* _Activity_: Examine each line of the data. Copy those that contain the string "Study".

━━━ Extracted information

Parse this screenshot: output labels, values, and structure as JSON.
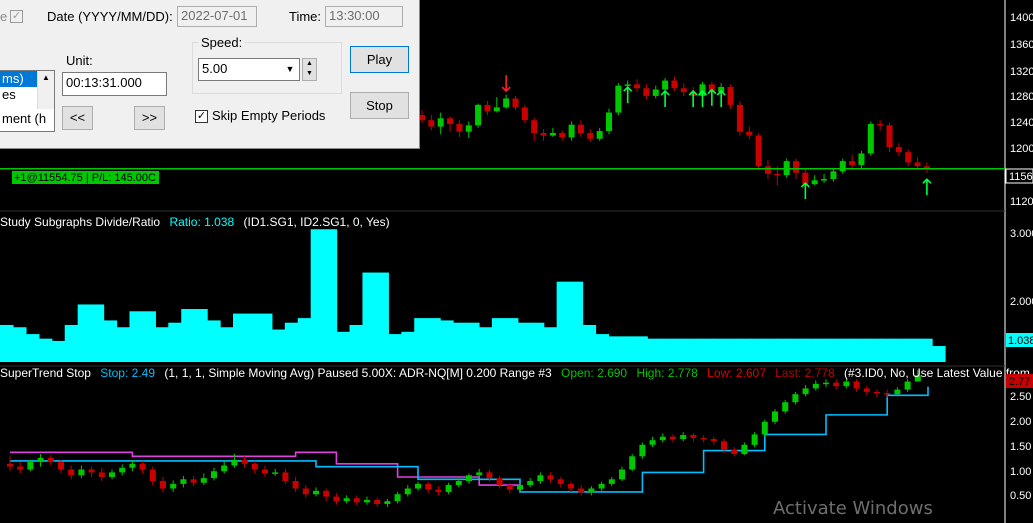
{
  "replay": {
    "date_label": "Date (YYYY/MM/DD):",
    "date_value": "2022-07-01",
    "time_label": "Time:",
    "time_value": "13:30:00",
    "left_cut_label": "e",
    "unit_label": "Unit:",
    "unit_value": "00:13:31.000",
    "list_items": [
      "ms)",
      "es",
      "ment (h"
    ],
    "back_label": "<<",
    "forward_label": ">>",
    "speed_label": "Speed:",
    "speed_value": "5.00",
    "skip_label": "Skip Empty Periods",
    "skip_checked": true,
    "play_label": "Play",
    "stop_label": "Stop"
  },
  "price_pane": {
    "axis_labels": [
      "1400",
      "1360",
      "1320",
      "1280",
      "1240",
      "1200",
      "1160",
      "1120"
    ],
    "current_price_box": "1156",
    "position_label": "+1@11554.75 | P/L: 145.00C"
  },
  "ratio_pane": {
    "title": "Study Subgraphs Divide/Ratio",
    "ratio_text": "Ratio: 1.038",
    "params": "(ID1.SG1, ID2.SG1, 0, Yes)",
    "axis_labels": [
      "3.000",
      "2.000"
    ],
    "last_value_box": "1.038"
  },
  "supertrend_pane": {
    "title": "SuperTrend Stop",
    "stop_text": "Stop: 2.49",
    "params": "(1, 1, 1, Simple Moving Avg)  Paused 5.00X: ADR-NQ[M]  0.200 Range  #3",
    "open_text": "Open: 2.690",
    "high_text": "High: 2.778",
    "low_text": "Low: 2.607",
    "last_text": "Last: 2.778",
    "tail_text": "(#3.ID0, No, Use Latest Value from Corre",
    "axis_labels": [
      "2.50",
      "2.00",
      "1.50",
      "1.00",
      "0.50"
    ],
    "last_value_box": "2.77"
  },
  "watermark": "Activate Windows",
  "colors": {
    "up": "#00c800",
    "down": "#c80000",
    "ratio": "#00ffff",
    "position_line": "#00c800",
    "stop_line_up": "#00bfff",
    "stop_line_down": "#e040e0",
    "arrow": "#00ff40"
  },
  "chart_data": [
    {
      "type": "candlestick",
      "title": "",
      "y_ticks": [
        1400,
        1360,
        1320,
        1280,
        1240,
        1200,
        1160,
        1120
      ],
      "ylim": [
        1090,
        1420
      ],
      "position_line": 1156,
      "candles": [
        [
          1240,
          1232,
          1248,
          1228
        ],
        [
          1232,
          1222,
          1240,
          1216
        ],
        [
          1222,
          1235,
          1244,
          1210
        ],
        [
          1235,
          1226,
          1238,
          1214
        ],
        [
          1226,
          1214,
          1232,
          1206
        ],
        [
          1214,
          1224,
          1230,
          1204
        ],
        [
          1224,
          1256,
          1258,
          1220
        ],
        [
          1256,
          1246,
          1262,
          1240
        ],
        [
          1246,
          1252,
          1268,
          1244
        ],
        [
          1252,
          1266,
          1272,
          1250
        ],
        [
          1266,
          1252,
          1270,
          1248
        ],
        [
          1252,
          1232,
          1256,
          1228
        ],
        [
          1232,
          1212,
          1236,
          1200
        ],
        [
          1212,
          1208,
          1218,
          1200
        ],
        [
          1208,
          1212,
          1220,
          1206
        ],
        [
          1212,
          1205,
          1216,
          1200
        ],
        [
          1205,
          1225,
          1230,
          1200
        ],
        [
          1225,
          1212,
          1232,
          1206
        ],
        [
          1212,
          1203,
          1218,
          1198
        ],
        [
          1203,
          1215,
          1220,
          1200
        ],
        [
          1215,
          1244,
          1250,
          1210
        ],
        [
          1244,
          1286,
          1290,
          1240
        ],
        [
          1286,
          1288,
          1294,
          1282
        ],
        [
          1288,
          1282,
          1296,
          1276
        ],
        [
          1282,
          1270,
          1288,
          1264
        ],
        [
          1270,
          1280,
          1286,
          1266
        ],
        [
          1280,
          1294,
          1298,
          1276
        ],
        [
          1294,
          1282,
          1300,
          1278
        ],
        [
          1282,
          1276,
          1290,
          1270
        ],
        [
          1276,
          1270,
          1284,
          1264
        ],
        [
          1270,
          1288,
          1292,
          1266
        ],
        [
          1288,
          1276,
          1292,
          1272
        ],
        [
          1276,
          1284,
          1290,
          1270
        ],
        [
          1284,
          1256,
          1288,
          1250
        ],
        [
          1256,
          1214,
          1262,
          1208
        ],
        [
          1214,
          1208,
          1222,
          1202
        ],
        [
          1208,
          1160,
          1212,
          1154
        ],
        [
          1160,
          1148,
          1170,
          1140
        ],
        [
          1148,
          1146,
          1160,
          1130
        ],
        [
          1146,
          1168,
          1172,
          1142
        ],
        [
          1168,
          1150,
          1172,
          1140
        ],
        [
          1150,
          1132,
          1156,
          1126
        ],
        [
          1132,
          1138,
          1146,
          1130
        ],
        [
          1138,
          1140,
          1148,
          1134
        ],
        [
          1140,
          1152,
          1156,
          1136
        ],
        [
          1152,
          1168,
          1172,
          1148
        ],
        [
          1168,
          1162,
          1178,
          1154
        ],
        [
          1162,
          1180,
          1184,
          1156
        ],
        [
          1180,
          1226,
          1230,
          1176
        ],
        [
          1226,
          1224,
          1232,
          1216
        ],
        [
          1224,
          1190,
          1228,
          1182
        ],
        [
          1190,
          1182,
          1196,
          1176
        ],
        [
          1182,
          1166,
          1186,
          1160
        ],
        [
          1166,
          1160,
          1174,
          1154
        ],
        [
          1160,
          1156,
          1166,
          1150
        ]
      ]
    },
    {
      "type": "bar",
      "title": "Study Subgraphs Divide/Ratio",
      "y_ticks": [
        3.0,
        2.0
      ],
      "ylim": [
        0.6,
        4.0
      ],
      "values": [
        1.5,
        1.45,
        1.3,
        1.2,
        1.15,
        1.5,
        1.95,
        1.95,
        1.6,
        1.45,
        1.8,
        1.8,
        1.45,
        1.55,
        1.85,
        1.85,
        1.6,
        1.45,
        1.75,
        1.75,
        1.75,
        1.4,
        1.55,
        1.65,
        3.6,
        3.6,
        1.35,
        1.5,
        2.65,
        2.65,
        1.3,
        1.35,
        1.65,
        1.65,
        1.6,
        1.55,
        1.55,
        1.45,
        1.65,
        1.65,
        1.55,
        1.55,
        1.45,
        2.45,
        2.45,
        1.5,
        1.3,
        1.25,
        1.25,
        1.25,
        1.2,
        1.2,
        1.2,
        1.2,
        1.2,
        1.2,
        1.2,
        1.2,
        1.2,
        1.2,
        1.2,
        1.2,
        1.2,
        1.2,
        1.2,
        1.2,
        1.2,
        1.2,
        1.2,
        1.2,
        1.2,
        1.2,
        1.038
      ]
    },
    {
      "type": "candlestick",
      "title": "SuperTrend Stop",
      "y_ticks": [
        2.5,
        2.0,
        1.5,
        1.0,
        0.5
      ],
      "ylim": [
        0.12,
        2.85
      ],
      "candles": [
        [
          1.15,
          1.1,
          1.28,
          1.02
        ],
        [
          1.1,
          1.05,
          1.18,
          0.98
        ],
        [
          1.05,
          1.18,
          1.22,
          1.02
        ],
        [
          1.18,
          1.25,
          1.32,
          1.1
        ],
        [
          1.25,
          1.18,
          1.3,
          1.12
        ],
        [
          1.18,
          1.05,
          1.22,
          0.98
        ],
        [
          1.05,
          0.95,
          1.12,
          0.88
        ],
        [
          0.95,
          1.05,
          1.12,
          0.9
        ],
        [
          1.05,
          1.0,
          1.1,
          0.92
        ],
        [
          1.0,
          0.92,
          1.08,
          0.85
        ],
        [
          0.92,
          1.0,
          1.05,
          0.88
        ],
        [
          1.0,
          1.08,
          1.14,
          0.95
        ],
        [
          1.08,
          1.15,
          1.22,
          1.02
        ],
        [
          1.15,
          1.05,
          1.2,
          0.98
        ],
        [
          1.05,
          0.85,
          1.1,
          0.78
        ],
        [
          0.85,
          0.72,
          0.92,
          0.65
        ],
        [
          0.72,
          0.8,
          0.86,
          0.66
        ],
        [
          0.8,
          0.88,
          0.94,
          0.74
        ],
        [
          0.88,
          0.82,
          0.94,
          0.76
        ],
        [
          0.82,
          0.9,
          0.98,
          0.78
        ],
        [
          0.9,
          1.02,
          1.08,
          0.86
        ],
        [
          1.02,
          1.12,
          1.2,
          0.98
        ],
        [
          1.12,
          1.22,
          1.32,
          1.08
        ],
        [
          1.22,
          1.15,
          1.28,
          1.08
        ],
        [
          1.15,
          1.05,
          1.2,
          0.98
        ],
        [
          1.05,
          0.98,
          1.12,
          0.92
        ],
        [
          0.98,
          1.0,
          1.06,
          0.94
        ],
        [
          1.0,
          0.85,
          1.06,
          0.8
        ],
        [
          0.85,
          0.72,
          0.92,
          0.66
        ],
        [
          0.72,
          0.62,
          0.78,
          0.56
        ],
        [
          0.62,
          0.68,
          0.74,
          0.58
        ],
        [
          0.68,
          0.58,
          0.72,
          0.5
        ],
        [
          0.58,
          0.5,
          0.64,
          0.44
        ],
        [
          0.5,
          0.55,
          0.6,
          0.46
        ],
        [
          0.55,
          0.48,
          0.6,
          0.42
        ],
        [
          0.48,
          0.52,
          0.58,
          0.44
        ],
        [
          0.52,
          0.45,
          0.56,
          0.4
        ],
        [
          0.45,
          0.5,
          0.54,
          0.4
        ],
        [
          0.5,
          0.62,
          0.66,
          0.46
        ],
        [
          0.62,
          0.72,
          0.78,
          0.58
        ],
        [
          0.72,
          0.8,
          0.84,
          0.68
        ],
        [
          0.8,
          0.7,
          0.84,
          0.64
        ],
        [
          0.7,
          0.66,
          0.76,
          0.6
        ],
        [
          0.66,
          0.78,
          0.82,
          0.62
        ],
        [
          0.78,
          0.85,
          0.9,
          0.74
        ],
        [
          0.85,
          0.95,
          0.98,
          0.8
        ],
        [
          0.95,
          1.0,
          1.06,
          0.9
        ],
        [
          1.0,
          0.9,
          1.05,
          0.84
        ],
        [
          0.9,
          0.78,
          0.94,
          0.72
        ],
        [
          0.78,
          0.7,
          0.82,
          0.64
        ],
        [
          0.7,
          0.78,
          0.82,
          0.66
        ],
        [
          0.78,
          0.85,
          0.9,
          0.74
        ],
        [
          0.85,
          0.95,
          1.0,
          0.8
        ],
        [
          0.95,
          0.88,
          1.0,
          0.82
        ],
        [
          0.88,
          0.8,
          0.92,
          0.74
        ],
        [
          0.8,
          0.72,
          0.84,
          0.66
        ],
        [
          0.72,
          0.65,
          0.78,
          0.6
        ],
        [
          0.65,
          0.72,
          0.76,
          0.6
        ],
        [
          0.72,
          0.8,
          0.84,
          0.68
        ],
        [
          0.8,
          0.88,
          0.92,
          0.76
        ],
        [
          0.88,
          1.05,
          1.1,
          0.85
        ],
        [
          1.05,
          1.28,
          1.32,
          1.02
        ],
        [
          1.28,
          1.48,
          1.52,
          1.24
        ],
        [
          1.48,
          1.56,
          1.62,
          1.44
        ],
        [
          1.56,
          1.62,
          1.68,
          1.52
        ],
        [
          1.62,
          1.58,
          1.66,
          1.52
        ],
        [
          1.58,
          1.65,
          1.7,
          1.54
        ],
        [
          1.65,
          1.6,
          1.68,
          1.54
        ],
        [
          1.6,
          1.58,
          1.64,
          1.52
        ],
        [
          1.58,
          1.54,
          1.62,
          1.48
        ],
        [
          1.54,
          1.4,
          1.58,
          1.34
        ],
        [
          1.4,
          1.32,
          1.44,
          1.28
        ],
        [
          1.32,
          1.48,
          1.52,
          1.3
        ],
        [
          1.48,
          1.66,
          1.7,
          1.44
        ],
        [
          1.66,
          1.88,
          1.92,
          1.62
        ],
        [
          1.88,
          2.06,
          2.1,
          1.84
        ],
        [
          2.06,
          2.22,
          2.26,
          2.02
        ],
        [
          2.22,
          2.36,
          2.4,
          2.18
        ],
        [
          2.36,
          2.46,
          2.52,
          2.32
        ],
        [
          2.46,
          2.54,
          2.6,
          2.42
        ],
        [
          2.54,
          2.56,
          2.62,
          2.48
        ],
        [
          2.56,
          2.5,
          2.62,
          2.44
        ],
        [
          2.5,
          2.58,
          2.64,
          2.46
        ],
        [
          2.58,
          2.46,
          2.62,
          2.4
        ],
        [
          2.46,
          2.4,
          2.5,
          2.34
        ],
        [
          2.4,
          2.38,
          2.44,
          2.3
        ],
        [
          2.38,
          2.36,
          2.44,
          2.3
        ],
        [
          2.36,
          2.44,
          2.48,
          2.32
        ],
        [
          2.44,
          2.58,
          2.62,
          2.4
        ],
        [
          2.58,
          2.69,
          2.778,
          2.607
        ]
      ],
      "stop_up": [
        [
          0,
          1.2
        ],
        [
          22,
          1.2
        ],
        [
          30,
          1.1
        ],
        [
          40,
          0.88
        ],
        [
          50,
          0.66
        ],
        [
          56,
          0.66
        ],
        [
          62,
          1.0
        ],
        [
          68,
          1.38
        ],
        [
          74,
          1.66
        ],
        [
          80,
          2.0
        ],
        [
          86,
          2.34
        ],
        [
          90,
          2.49
        ]
      ],
      "stop_down": [
        [
          0,
          1.35
        ],
        [
          12,
          1.28
        ],
        [
          28,
          1.35
        ],
        [
          32,
          1.15
        ],
        [
          38,
          0.92
        ],
        [
          46,
          0.78
        ],
        [
          50,
          0.66
        ]
      ]
    }
  ]
}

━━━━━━

* _Finished task_:
    "title": "Study Subgraphs Divide/Ratio",
      "title": "Study Subgraphs Divide/Ratio",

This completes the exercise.